30.  Calls on the Commission to explore ways in which trade preferences can be effectively granted in the future to the entirety of the people living in Western Sahara;

31.  Points out that the EU and Morocco have negotiated, as set out in the initial agreement concluded in 2012, an ambitious and comprehensive agreement on protecting the geographical indications and designations of origin of agricultural products, processed agricultural products, fish and fishery products that provides for the protection by Morocco of the full list of the EU’s geographical indications; points out, furthermore, that the procedure for concluding the agreement, which began in 2015, was suspended following the Court’s judgment of 21 December 2016; calls on the EU and Morocco to resume that procedure immediately and to return swiftly to the DCFTA negotiations;

32.  Emphasises that the preferential treatment granted for certain Moroccan fruit and vegetable exports to the EU under the agreement of 8 March 2012 concerning reciprocal liberalisation measures on agricultural products, processed agricultural products, fish and fishery products is a particularly sensitive matter for Europe’s horticulture industry;

33.  Emphasises that access to the EU’s internal market by all third countries should comply with EU sanitary, phytosanitary, traceability and environmental rules and standards;

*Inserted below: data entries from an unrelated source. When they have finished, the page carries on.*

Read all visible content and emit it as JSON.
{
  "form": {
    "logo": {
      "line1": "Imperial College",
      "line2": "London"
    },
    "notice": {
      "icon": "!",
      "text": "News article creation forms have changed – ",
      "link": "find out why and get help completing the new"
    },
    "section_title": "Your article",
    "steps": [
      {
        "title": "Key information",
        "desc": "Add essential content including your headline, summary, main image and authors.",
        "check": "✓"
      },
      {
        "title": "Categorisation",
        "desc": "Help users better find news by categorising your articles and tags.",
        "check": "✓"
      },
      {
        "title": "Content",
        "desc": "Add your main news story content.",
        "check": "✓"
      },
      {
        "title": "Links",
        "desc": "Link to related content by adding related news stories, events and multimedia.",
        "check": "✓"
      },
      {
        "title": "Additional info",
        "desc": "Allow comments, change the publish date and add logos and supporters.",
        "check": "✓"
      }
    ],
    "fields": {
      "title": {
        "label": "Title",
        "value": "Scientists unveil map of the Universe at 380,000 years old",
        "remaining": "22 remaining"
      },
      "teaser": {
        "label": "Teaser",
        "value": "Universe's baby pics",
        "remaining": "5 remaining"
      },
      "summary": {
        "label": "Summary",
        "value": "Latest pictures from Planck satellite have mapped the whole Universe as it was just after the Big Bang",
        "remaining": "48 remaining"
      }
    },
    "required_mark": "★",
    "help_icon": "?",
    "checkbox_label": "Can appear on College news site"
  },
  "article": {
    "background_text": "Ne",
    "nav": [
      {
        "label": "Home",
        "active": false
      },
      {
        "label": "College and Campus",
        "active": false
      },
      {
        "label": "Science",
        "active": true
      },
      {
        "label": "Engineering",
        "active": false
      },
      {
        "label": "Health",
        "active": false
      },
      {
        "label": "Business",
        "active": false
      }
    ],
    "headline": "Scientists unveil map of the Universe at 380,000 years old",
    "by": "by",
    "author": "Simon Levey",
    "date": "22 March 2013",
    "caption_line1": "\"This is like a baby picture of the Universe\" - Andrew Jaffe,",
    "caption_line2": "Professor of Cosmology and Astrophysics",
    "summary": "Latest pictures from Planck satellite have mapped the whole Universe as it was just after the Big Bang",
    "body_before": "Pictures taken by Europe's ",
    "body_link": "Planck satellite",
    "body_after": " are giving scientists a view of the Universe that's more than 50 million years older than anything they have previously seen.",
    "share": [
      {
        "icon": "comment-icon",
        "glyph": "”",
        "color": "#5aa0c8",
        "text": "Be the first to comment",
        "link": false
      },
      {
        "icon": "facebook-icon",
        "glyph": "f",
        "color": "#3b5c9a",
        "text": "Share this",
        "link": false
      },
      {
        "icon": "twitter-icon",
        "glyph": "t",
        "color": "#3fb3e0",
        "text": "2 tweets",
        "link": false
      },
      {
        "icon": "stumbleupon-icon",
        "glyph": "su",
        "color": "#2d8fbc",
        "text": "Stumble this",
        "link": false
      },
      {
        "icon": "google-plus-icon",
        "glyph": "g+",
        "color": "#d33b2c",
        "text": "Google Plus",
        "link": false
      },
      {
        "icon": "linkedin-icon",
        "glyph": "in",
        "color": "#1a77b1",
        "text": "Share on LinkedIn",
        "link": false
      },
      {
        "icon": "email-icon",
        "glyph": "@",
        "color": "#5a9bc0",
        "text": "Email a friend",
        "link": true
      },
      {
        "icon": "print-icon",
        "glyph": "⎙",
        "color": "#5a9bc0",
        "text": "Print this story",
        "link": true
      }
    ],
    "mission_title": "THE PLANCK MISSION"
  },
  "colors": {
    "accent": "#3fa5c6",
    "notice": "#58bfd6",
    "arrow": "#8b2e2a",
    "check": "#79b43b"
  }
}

34.  Asks the Commission to promote equivalency of measures and controls between Morocco and the European Union in the area of sanitary, phytosanitary, traceability and environmental standards as well as labelling of origin rules, in order to guarantee fair competition between the two markets;

35.  Recalls that the updated agreement does not alter the tariff rate quotas and the preferential import regime previously established, and only provides European producers with clarification on the geographical scope of the agreement;

36.  Draws attention to the fact that some of the fruit and vegetables exported preferentially to the EU under the terms of the agreement in question (including tomatoes and melons) come from the territory of Western Sahara, and points out that ambitious plans have been drawn up with a view to further developing such production and exports;

37.  Takes note, nevertheless, of the clarification that the new agreement provides, and hopes that it will be able henceforth to provide a clear, stable framework between the parties of this agreement and for the economic operators concerned on both sides of the Mediterranean;

38.  Notes that the monitoring of sensitive agricultural products and the strict application of quotas are fundamental to the balanced functioning of the agreement; points out that Article 7 of Protocol 1 to the 2012 Agreement contains a safeguard clause making it possible for appropriate steps to be taken where imports of large quantities of agricultural products classed as sensitive under the agreement cause serious market distortion and/or serious harm to the industry concerned; hopes that preferential imports into the EU of sensitive agricultural products from Morocco and Western Sahara will be subject to appropriate and broad monitoring by the Commission, and that the Commission will still be ready to activate immediately the aforementioned clause where an established need arises;

39.  Takes note of the fact that EU fishing vessels operating in the waters concerned are legally obliged to have a Vessel Monitoring System (VMS) and that it is mandatory to transmit the position of a vessel to the Moroccan authorities, making it fully possible to track the vessels and to record where their fishing activities take place;

40.  Calls on the EU to step up efforts to foster regional cooperation among the Maghreb countries, which can only have tremendous positive implications for the region and beyond;

41.  Points to the strategic need for the EU to engage more closely with the countries in the Maghreb region and develop its ties with them; views the extension of the Association Agreement in this context as a logical component of this strategy;

42.  Instructs its President to forward this resolution to the Council, the Commission and the European External Action Service.

(1) Texts adopted, P8_TA-PROV(2019)0017.

Last updated: 22 January 2019Legal notice